* WORK ITEM
Across the records, count every line that includes "name" and give the number by itself.
BEGIN GIVEN RECORDS
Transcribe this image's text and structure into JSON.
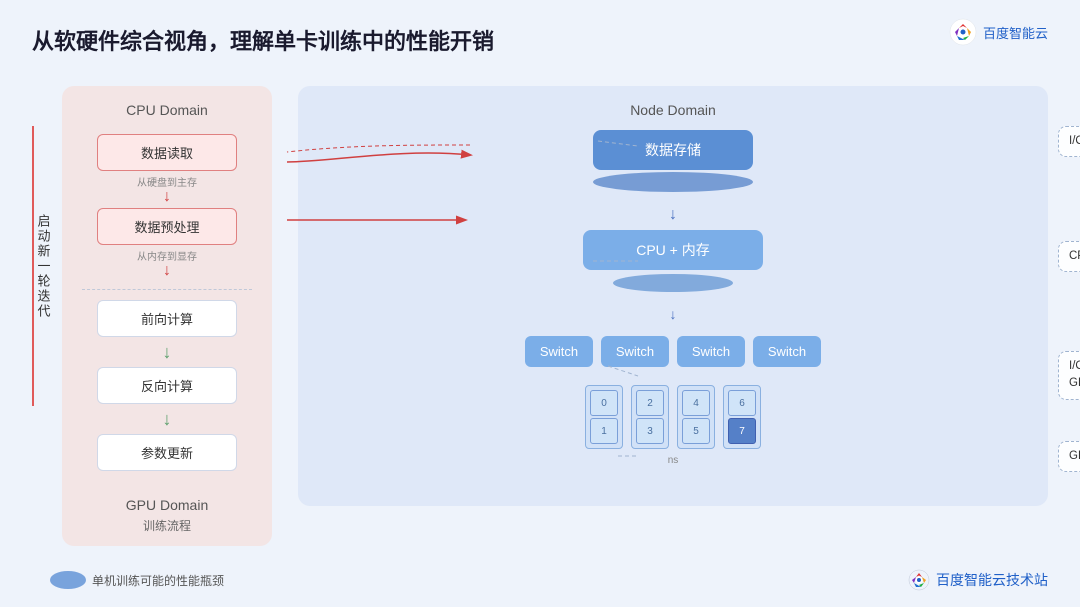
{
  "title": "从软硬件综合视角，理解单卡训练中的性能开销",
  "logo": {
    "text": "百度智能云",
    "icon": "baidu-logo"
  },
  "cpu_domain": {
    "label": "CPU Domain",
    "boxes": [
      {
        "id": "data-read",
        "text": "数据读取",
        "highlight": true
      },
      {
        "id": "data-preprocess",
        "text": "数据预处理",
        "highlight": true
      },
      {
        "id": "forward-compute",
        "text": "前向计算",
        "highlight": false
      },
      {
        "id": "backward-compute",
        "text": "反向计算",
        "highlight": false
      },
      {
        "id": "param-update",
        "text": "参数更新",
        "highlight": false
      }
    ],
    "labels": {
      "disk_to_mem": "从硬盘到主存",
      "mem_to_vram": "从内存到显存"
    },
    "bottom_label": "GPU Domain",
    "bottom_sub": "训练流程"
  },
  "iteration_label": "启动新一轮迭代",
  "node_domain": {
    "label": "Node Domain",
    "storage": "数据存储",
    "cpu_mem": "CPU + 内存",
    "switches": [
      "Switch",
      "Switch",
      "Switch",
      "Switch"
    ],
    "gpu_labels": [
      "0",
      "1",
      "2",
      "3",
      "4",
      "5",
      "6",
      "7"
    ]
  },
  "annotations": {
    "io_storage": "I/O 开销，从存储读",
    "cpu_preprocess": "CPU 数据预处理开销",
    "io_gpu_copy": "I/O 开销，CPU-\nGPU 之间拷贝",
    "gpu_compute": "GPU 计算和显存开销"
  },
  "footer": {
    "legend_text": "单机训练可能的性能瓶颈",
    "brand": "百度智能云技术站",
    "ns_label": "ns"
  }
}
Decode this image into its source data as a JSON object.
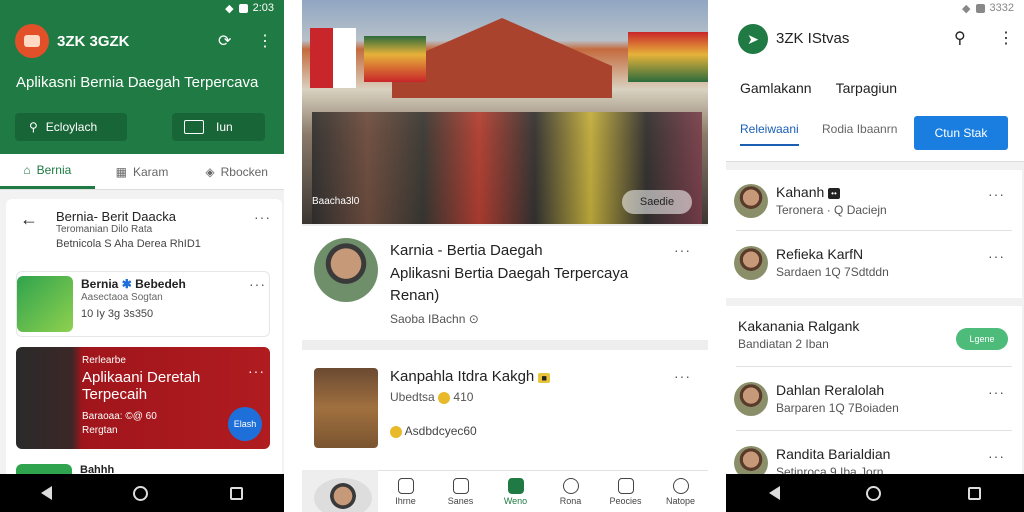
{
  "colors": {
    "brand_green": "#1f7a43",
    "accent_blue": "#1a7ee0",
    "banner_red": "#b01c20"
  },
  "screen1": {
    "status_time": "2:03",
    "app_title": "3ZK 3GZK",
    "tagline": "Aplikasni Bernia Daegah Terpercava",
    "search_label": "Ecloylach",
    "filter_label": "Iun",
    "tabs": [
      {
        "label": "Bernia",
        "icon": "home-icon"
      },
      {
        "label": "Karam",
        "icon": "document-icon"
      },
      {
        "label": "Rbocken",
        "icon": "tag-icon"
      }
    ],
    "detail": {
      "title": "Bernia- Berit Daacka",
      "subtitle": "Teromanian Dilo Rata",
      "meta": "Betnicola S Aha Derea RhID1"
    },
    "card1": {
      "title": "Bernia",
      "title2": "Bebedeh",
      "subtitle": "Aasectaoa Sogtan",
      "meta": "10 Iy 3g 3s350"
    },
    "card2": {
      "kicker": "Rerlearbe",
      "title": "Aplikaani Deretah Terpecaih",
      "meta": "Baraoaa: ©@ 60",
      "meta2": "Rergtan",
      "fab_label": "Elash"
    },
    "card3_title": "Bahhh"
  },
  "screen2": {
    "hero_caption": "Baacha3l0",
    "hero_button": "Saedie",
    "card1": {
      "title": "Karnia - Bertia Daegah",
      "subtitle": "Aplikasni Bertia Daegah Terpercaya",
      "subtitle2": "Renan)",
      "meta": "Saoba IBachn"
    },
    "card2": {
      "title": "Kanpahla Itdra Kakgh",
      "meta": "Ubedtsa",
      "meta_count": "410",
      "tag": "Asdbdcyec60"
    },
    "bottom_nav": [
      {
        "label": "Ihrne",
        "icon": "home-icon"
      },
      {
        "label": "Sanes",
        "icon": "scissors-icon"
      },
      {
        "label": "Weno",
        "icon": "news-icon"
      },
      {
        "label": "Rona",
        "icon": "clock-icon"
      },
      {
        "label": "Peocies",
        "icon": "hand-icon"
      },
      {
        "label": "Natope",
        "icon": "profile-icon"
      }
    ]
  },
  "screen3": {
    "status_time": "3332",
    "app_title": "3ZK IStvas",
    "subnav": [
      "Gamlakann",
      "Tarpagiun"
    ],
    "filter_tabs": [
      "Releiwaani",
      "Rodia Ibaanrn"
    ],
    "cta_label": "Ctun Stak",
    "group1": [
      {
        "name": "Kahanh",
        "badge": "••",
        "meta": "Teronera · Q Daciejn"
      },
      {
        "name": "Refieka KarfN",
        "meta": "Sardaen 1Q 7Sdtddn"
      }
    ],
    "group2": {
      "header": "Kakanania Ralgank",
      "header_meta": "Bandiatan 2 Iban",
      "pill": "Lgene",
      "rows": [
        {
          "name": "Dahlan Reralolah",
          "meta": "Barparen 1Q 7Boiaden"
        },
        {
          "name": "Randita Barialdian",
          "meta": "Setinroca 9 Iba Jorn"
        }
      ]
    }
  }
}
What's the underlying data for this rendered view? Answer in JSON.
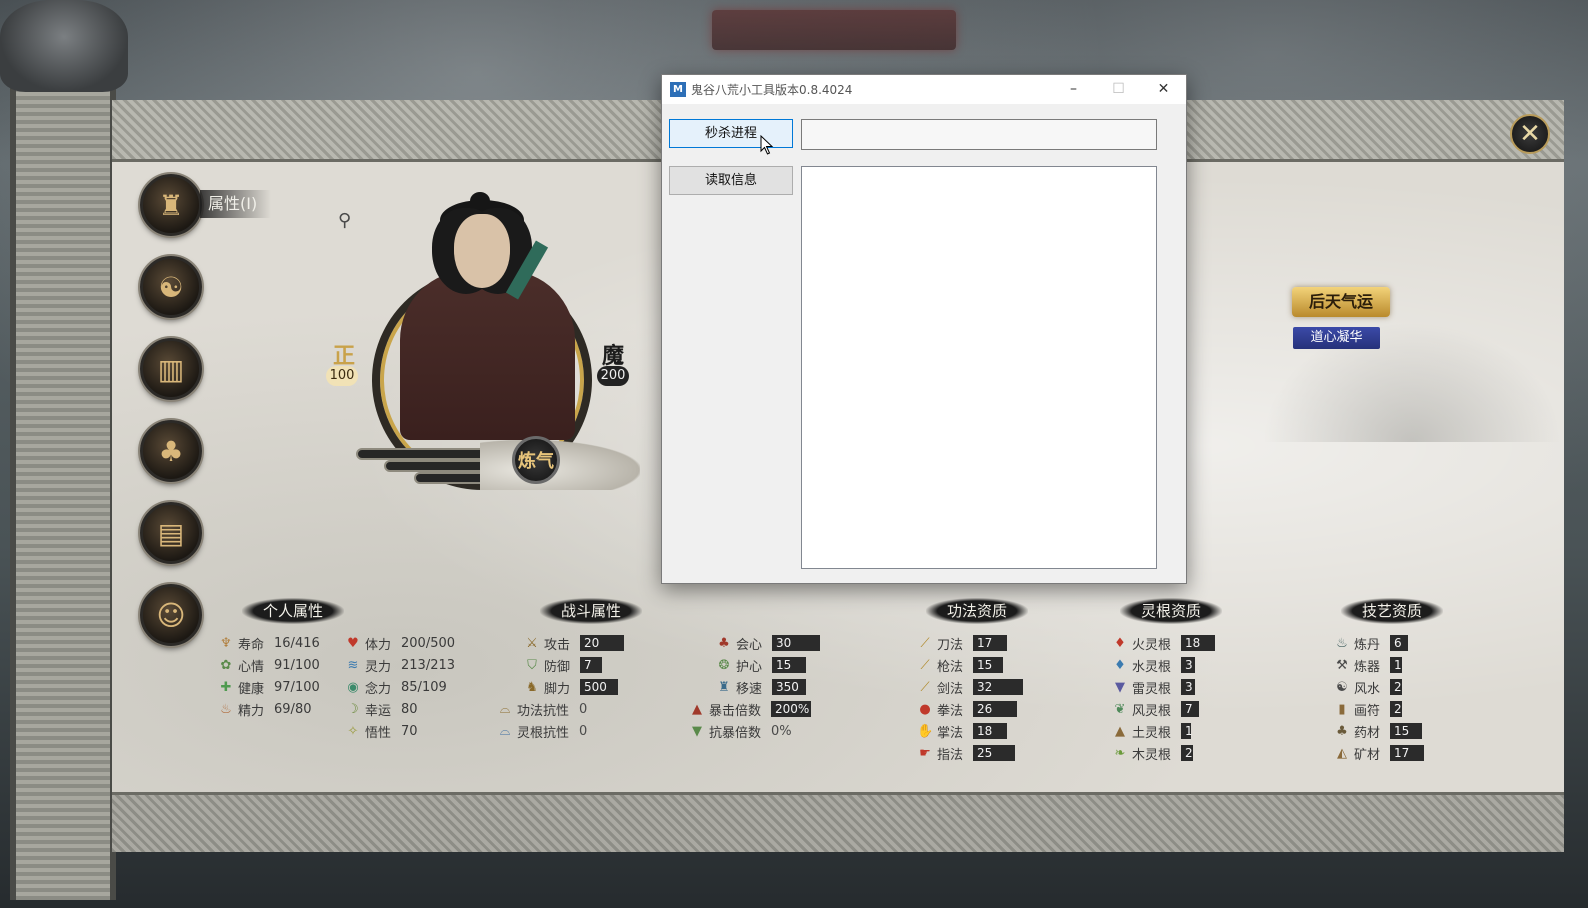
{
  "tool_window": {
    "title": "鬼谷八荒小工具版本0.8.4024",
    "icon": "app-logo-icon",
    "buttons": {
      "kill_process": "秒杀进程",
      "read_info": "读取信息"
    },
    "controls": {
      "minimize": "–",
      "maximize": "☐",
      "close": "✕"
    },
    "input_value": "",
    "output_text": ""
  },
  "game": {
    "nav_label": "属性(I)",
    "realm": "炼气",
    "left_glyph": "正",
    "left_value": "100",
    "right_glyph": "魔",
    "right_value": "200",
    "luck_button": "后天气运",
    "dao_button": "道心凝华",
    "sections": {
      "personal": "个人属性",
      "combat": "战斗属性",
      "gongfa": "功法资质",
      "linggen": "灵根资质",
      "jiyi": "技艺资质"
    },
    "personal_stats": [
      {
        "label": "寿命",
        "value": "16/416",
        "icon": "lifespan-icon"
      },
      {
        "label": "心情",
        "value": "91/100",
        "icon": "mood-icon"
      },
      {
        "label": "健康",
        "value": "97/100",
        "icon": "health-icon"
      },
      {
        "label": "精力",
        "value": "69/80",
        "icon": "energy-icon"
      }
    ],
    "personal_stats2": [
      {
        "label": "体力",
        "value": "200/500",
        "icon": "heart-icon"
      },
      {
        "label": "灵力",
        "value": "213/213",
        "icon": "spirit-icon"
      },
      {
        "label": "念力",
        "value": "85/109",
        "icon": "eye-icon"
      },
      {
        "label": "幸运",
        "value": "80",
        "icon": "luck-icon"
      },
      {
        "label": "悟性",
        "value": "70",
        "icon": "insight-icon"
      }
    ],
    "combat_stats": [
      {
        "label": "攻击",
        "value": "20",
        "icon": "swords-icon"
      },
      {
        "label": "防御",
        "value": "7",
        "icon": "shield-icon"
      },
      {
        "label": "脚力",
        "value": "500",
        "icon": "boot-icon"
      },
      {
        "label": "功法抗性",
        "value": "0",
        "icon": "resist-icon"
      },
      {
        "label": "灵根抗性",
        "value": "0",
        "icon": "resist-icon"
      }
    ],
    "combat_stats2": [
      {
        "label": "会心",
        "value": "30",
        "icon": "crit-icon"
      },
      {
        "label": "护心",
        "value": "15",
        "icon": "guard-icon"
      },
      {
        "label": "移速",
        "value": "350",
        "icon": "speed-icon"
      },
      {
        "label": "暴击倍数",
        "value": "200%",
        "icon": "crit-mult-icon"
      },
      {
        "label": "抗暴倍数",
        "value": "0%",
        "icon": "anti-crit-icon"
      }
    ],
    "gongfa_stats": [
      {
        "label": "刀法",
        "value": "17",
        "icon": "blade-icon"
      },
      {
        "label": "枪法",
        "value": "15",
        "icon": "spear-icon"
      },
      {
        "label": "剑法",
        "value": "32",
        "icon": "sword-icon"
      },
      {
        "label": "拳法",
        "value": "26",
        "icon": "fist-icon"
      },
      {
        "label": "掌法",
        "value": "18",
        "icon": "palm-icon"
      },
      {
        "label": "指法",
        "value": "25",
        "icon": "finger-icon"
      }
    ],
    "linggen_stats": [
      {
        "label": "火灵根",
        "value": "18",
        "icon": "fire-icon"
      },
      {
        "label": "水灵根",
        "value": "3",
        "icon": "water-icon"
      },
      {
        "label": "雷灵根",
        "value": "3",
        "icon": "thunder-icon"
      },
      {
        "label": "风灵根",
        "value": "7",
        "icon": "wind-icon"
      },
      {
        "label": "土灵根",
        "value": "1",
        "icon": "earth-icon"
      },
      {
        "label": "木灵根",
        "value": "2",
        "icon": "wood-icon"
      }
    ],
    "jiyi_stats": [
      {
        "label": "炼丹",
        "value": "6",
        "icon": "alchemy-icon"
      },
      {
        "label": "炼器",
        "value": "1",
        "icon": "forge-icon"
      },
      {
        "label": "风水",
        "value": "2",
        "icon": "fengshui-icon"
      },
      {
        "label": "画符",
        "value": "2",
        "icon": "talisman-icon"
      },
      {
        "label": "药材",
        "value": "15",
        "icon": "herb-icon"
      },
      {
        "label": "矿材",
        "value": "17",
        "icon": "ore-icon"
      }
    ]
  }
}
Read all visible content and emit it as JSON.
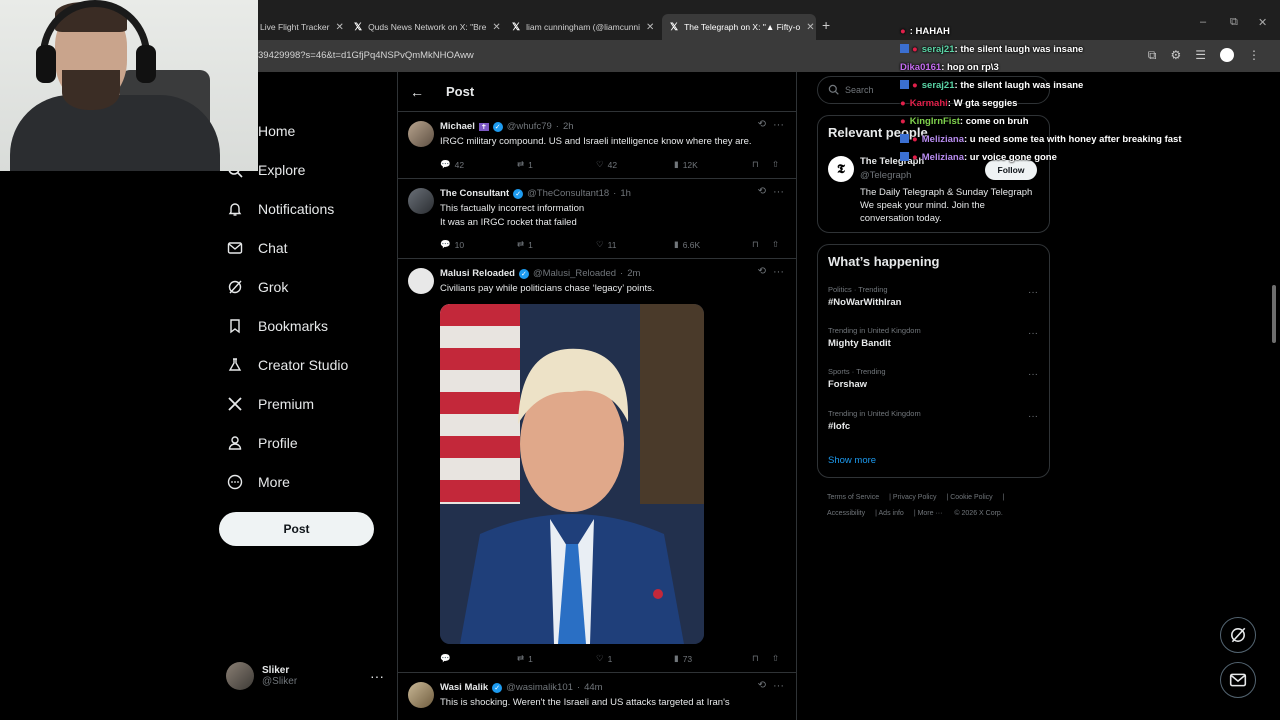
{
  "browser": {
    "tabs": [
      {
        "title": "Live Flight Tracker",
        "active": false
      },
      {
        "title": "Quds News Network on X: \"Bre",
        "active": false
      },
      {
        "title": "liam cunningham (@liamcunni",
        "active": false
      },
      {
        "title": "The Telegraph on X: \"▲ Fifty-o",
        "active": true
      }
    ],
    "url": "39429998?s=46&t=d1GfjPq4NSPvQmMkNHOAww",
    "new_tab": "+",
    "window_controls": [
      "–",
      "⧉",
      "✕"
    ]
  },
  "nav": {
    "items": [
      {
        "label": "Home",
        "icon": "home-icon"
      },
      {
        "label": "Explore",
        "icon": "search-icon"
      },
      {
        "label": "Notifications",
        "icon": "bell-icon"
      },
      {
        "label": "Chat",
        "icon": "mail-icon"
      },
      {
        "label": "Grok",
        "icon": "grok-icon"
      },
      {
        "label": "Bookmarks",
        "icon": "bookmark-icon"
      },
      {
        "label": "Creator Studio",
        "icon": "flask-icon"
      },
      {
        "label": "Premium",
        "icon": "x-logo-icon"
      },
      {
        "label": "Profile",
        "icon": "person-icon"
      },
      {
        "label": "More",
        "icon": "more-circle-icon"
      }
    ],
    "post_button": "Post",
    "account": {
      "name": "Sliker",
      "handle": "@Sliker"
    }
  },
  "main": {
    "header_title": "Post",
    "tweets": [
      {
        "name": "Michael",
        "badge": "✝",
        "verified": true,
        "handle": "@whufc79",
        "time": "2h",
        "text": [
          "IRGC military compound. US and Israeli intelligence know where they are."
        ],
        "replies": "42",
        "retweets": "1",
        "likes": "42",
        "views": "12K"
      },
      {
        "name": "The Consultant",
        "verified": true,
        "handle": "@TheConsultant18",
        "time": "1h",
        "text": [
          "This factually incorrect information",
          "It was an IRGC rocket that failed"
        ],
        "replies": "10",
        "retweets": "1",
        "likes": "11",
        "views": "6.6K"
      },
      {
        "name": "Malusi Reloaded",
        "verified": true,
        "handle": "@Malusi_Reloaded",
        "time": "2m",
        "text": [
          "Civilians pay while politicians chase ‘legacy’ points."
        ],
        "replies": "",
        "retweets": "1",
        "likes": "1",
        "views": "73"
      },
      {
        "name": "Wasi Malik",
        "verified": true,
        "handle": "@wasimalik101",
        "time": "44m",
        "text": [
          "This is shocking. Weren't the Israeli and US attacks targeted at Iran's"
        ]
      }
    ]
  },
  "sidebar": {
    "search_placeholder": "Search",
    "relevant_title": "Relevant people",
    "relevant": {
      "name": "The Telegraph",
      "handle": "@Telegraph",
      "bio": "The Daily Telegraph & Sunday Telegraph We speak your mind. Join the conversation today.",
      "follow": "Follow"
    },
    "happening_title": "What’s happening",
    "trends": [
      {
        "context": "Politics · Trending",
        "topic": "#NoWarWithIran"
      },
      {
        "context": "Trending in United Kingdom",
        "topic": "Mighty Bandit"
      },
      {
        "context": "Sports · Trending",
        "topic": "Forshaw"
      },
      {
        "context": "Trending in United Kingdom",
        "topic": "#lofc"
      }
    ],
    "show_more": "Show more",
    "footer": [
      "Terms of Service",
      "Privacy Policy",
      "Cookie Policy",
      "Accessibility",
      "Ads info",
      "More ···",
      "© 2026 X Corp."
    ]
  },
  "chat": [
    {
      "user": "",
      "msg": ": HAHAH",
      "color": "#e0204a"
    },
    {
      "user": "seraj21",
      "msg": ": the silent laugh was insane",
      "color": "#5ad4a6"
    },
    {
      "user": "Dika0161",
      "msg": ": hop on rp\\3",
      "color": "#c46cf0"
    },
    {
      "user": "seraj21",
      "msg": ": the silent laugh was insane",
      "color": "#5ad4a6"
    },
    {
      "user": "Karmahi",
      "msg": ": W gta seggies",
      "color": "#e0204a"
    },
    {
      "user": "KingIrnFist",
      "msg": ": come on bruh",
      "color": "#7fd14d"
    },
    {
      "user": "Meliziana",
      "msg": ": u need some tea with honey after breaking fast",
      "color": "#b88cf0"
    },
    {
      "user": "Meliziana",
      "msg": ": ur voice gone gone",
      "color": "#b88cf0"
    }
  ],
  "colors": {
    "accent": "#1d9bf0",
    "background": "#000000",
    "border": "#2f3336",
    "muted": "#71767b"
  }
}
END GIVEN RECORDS
* COMPLETED EXERCISE
10